**TASK OBJECTIVE**
Retype each of the entries below exactly as written.

(Records from a data source)
#####

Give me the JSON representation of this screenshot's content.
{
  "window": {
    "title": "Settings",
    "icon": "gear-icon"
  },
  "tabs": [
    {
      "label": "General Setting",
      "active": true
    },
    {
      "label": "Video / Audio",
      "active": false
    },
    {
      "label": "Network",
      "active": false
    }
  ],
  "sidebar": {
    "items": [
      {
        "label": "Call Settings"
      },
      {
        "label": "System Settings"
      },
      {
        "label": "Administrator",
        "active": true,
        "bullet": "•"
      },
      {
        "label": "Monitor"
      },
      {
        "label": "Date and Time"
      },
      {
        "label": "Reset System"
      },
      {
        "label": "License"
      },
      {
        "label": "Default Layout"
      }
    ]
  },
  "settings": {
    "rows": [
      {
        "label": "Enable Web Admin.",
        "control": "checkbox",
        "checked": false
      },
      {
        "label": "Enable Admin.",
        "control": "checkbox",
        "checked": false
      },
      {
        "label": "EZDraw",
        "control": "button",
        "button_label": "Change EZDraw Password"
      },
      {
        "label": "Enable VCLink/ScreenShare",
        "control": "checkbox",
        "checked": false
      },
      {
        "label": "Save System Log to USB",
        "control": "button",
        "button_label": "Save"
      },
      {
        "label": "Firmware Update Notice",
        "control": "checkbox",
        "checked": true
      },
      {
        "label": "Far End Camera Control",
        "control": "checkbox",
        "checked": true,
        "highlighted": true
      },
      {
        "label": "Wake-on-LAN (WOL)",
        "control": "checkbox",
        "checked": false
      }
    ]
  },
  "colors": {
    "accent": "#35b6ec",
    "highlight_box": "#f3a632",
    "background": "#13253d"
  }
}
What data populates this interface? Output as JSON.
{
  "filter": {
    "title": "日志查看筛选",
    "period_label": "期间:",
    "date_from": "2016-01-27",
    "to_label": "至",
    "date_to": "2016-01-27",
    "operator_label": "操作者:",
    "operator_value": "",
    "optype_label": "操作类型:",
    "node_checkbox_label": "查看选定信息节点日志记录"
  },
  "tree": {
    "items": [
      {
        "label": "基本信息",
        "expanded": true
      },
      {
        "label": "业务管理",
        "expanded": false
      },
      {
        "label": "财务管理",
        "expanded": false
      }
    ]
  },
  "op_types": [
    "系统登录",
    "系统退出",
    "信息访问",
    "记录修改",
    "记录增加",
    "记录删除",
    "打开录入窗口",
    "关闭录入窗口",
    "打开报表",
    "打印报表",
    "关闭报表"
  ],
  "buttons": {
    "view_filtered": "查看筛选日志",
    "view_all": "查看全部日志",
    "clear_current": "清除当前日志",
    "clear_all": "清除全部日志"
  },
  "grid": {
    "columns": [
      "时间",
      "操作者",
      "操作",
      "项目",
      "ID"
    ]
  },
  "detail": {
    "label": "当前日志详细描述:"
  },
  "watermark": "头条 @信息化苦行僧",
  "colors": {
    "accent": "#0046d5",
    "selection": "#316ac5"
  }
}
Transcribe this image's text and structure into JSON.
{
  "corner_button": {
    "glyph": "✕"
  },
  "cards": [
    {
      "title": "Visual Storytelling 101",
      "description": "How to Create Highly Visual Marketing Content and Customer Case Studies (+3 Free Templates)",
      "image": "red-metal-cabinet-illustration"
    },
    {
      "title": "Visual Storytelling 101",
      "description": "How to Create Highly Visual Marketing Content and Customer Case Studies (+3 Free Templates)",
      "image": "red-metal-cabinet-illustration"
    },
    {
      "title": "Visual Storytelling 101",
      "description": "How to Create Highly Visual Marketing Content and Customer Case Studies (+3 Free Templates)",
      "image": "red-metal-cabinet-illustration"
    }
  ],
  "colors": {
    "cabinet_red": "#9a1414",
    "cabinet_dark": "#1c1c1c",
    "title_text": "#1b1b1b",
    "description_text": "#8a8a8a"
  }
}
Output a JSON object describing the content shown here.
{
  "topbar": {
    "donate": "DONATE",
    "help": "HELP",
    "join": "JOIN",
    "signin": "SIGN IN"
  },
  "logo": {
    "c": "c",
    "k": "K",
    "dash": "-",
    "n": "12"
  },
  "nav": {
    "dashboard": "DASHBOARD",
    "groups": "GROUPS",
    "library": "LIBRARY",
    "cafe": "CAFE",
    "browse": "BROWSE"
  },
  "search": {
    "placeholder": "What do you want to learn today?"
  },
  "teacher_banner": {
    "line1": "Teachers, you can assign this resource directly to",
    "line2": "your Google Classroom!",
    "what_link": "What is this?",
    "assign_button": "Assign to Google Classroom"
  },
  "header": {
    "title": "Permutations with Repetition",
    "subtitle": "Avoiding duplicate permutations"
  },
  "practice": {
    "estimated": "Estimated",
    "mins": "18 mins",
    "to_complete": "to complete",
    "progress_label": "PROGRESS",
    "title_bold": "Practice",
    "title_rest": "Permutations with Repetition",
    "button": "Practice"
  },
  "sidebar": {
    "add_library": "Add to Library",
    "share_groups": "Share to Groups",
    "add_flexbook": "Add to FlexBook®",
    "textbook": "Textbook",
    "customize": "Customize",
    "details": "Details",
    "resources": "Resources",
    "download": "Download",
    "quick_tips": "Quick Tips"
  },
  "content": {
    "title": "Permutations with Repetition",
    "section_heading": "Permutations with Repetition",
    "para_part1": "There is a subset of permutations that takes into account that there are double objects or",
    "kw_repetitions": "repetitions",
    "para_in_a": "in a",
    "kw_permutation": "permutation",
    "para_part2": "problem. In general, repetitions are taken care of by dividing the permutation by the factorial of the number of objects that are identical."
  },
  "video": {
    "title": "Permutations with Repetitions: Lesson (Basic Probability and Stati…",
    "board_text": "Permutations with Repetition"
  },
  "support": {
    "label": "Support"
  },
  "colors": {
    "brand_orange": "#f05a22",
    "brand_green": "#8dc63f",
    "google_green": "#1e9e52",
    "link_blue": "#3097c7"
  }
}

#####

**RESULT OF THIS EXERCISE**
Give me the JSON representation of this screenshot's content.
{
  "window": {
    "title": "Settings",
    "icon": "gear-icon"
  },
  "tabs": [
    {
      "label": "General Setting",
      "active": true
    },
    {
      "label": "Video / Audio",
      "active": false
    },
    {
      "label": "Network",
      "active": false
    }
  ],
  "sidebar": {
    "items": [
      {
        "label": "Call Settings"
      },
      {
        "label": "System Settings"
      },
      {
        "label": "Administrator",
        "active": true,
        "bullet": "•"
      },
      {
        "label": "Monitor"
      },
      {
        "label": "Date and Time"
      },
      {
        "label": "Reset System"
      },
      {
        "label": "License"
      },
      {
        "label": "Default Layout"
      }
    ]
  },
  "settings": {
    "rows": [
      {
        "label": "Enable Web Admin.",
        "control": "checkbox",
        "checked": false
      },
      {
        "label": "Enable Admin.",
        "control": "checkbox",
        "checked": false
      },
      {
        "label": "EZDraw",
        "control": "button",
        "button_label": "Change EZDraw Password"
      },
      {
        "label": "Enable VCLink/ScreenShare",
        "control": "checkbox",
        "checked": false
      },
      {
        "label": "Save System Log to USB",
        "control": "button",
        "button_label": "Save"
      },
      {
        "label": "Firmware Update Notice",
        "control": "checkbox",
        "checked": true
      },
      {
        "label": "Far End Camera Control",
        "control": "checkbox",
        "checked": true,
        "highlighted": true
      },
      {
        "label": "Wake-on-LAN (WOL)",
        "control": "checkbox",
        "checked": false
      }
    ]
  },
  "colors": {
    "accent": "#35b6ec",
    "highlight_box": "#f3a632",
    "background": "#13253d"
  }
}
What data populates this interface? Output as JSON.
{
  "filter": {
    "title": "日志查看筛选",
    "period_label": "期间:",
    "date_from": "2016-01-27",
    "to_label": "至",
    "date_to": "2016-01-27",
    "operator_label": "操作者:",
    "operator_value": "",
    "optype_label": "操作类型:",
    "node_checkbox_label": "查看选定信息节点日志记录"
  },
  "tree": {
    "items": [
      {
        "label": "基本信息",
        "expanded": true
      },
      {
        "label": "业务管理",
        "expanded": false
      },
      {
        "label": "财务管理",
        "expanded": false
      }
    ]
  },
  "op_types": [
    "系统登录",
    "系统退出",
    "信息访问",
    "记录修改",
    "记录增加",
    "记录删除",
    "打开录入窗口",
    "关闭录入窗口",
    "打开报表",
    "打印报表",
    "关闭报表"
  ],
  "buttons": {
    "view_filtered": "查看筛选日志",
    "view_all": "查看全部日志",
    "clear_current": "清除当前日志",
    "clear_all": "清除全部日志"
  },
  "grid": {
    "columns": [
      "时间",
      "操作者",
      "操作",
      "项目",
      "ID"
    ]
  },
  "detail": {
    "label": "当前日志详细描述:"
  },
  "watermark": "头条 @信息化苦行僧",
  "colors": {
    "accent": "#0046d5",
    "selection": "#316ac5"
  }
}
Transcribe this image's text and structure into JSON.
{
  "corner_button": {
    "glyph": "✕"
  },
  "cards": [
    {
      "title": "Visual Storytelling 101",
      "description": "How to Create Highly Visual Marketing Content and Customer Case Studies (+3 Free Templates)",
      "image": "red-metal-cabinet-illustration"
    },
    {
      "title": "Visual Storytelling 101",
      "description": "How to Create Highly Visual Marketing Content and Customer Case Studies (+3 Free Templates)",
      "image": "red-metal-cabinet-illustration"
    },
    {
      "title": "Visual Storytelling 101",
      "description": "How to Create Highly Visual Marketing Content and Customer Case Studies (+3 Free Templates)",
      "image": "red-metal-cabinet-illustration"
    }
  ],
  "colors": {
    "cabinet_red": "#9a1414",
    "cabinet_dark": "#1c1c1c",
    "title_text": "#1b1b1b",
    "description_text": "#8a8a8a"
  }
}
Output a JSON object describing the content shown here.
{
  "topbar": {
    "donate": "DONATE",
    "help": "HELP",
    "join": "JOIN",
    "signin": "SIGN IN"
  },
  "logo": {
    "c": "c",
    "k": "K",
    "dash": "-",
    "n": "12"
  },
  "nav": {
    "dashboard": "DASHBOARD",
    "groups": "GROUPS",
    "library": "LIBRARY",
    "cafe": "CAFE",
    "browse": "BROWSE"
  },
  "search": {
    "placeholder": "What do you want to learn today?"
  },
  "teacher_banner": {
    "line1": "Teachers, you can assign this resource directly to",
    "line2": "your Google Classroom!",
    "what_link": "What is this?",
    "assign_button": "Assign to Google Classroom"
  },
  "header": {
    "title": "Permutations with Repetition",
    "subtitle": "Avoiding duplicate permutations"
  },
  "practice": {
    "estimated": "Estimated",
    "mins": "18 mins",
    "to_complete": "to complete",
    "progress_label": "PROGRESS",
    "title_bold": "Practice",
    "title_rest": "Permutations with Repetition",
    "button": "Practice"
  },
  "sidebar": {
    "add_library": "Add to Library",
    "share_groups": "Share to Groups",
    "add_flexbook": "Add to FlexBook®",
    "textbook": "Textbook",
    "customize": "Customize",
    "details": "Details",
    "resources": "Resources",
    "download": "Download",
    "quick_tips": "Quick Tips"
  },
  "content": {
    "title": "Permutations with Repetition",
    "section_heading": "Permutations with Repetition",
    "para_part1": "There is a subset of permutations that takes into account that there are double objects or",
    "kw_repetitions": "repetitions",
    "para_in_a": "in a",
    "kw_permutation": "permutation",
    "para_part2": "problem. In general, repetitions are taken care of by dividing the permutation by the factorial of the number of objects that are identical."
  },
  "video": {
    "title": "Permutations with Repetitions: Lesson (Basic Probability and Stati…",
    "board_text": "Permutations with Repetition"
  },
  "support": {
    "label": "Support"
  },
  "colors": {
    "brand_orange": "#f05a22",
    "brand_green": "#8dc63f",
    "google_green": "#1e9e52",
    "link_blue": "#3097c7"
  }
}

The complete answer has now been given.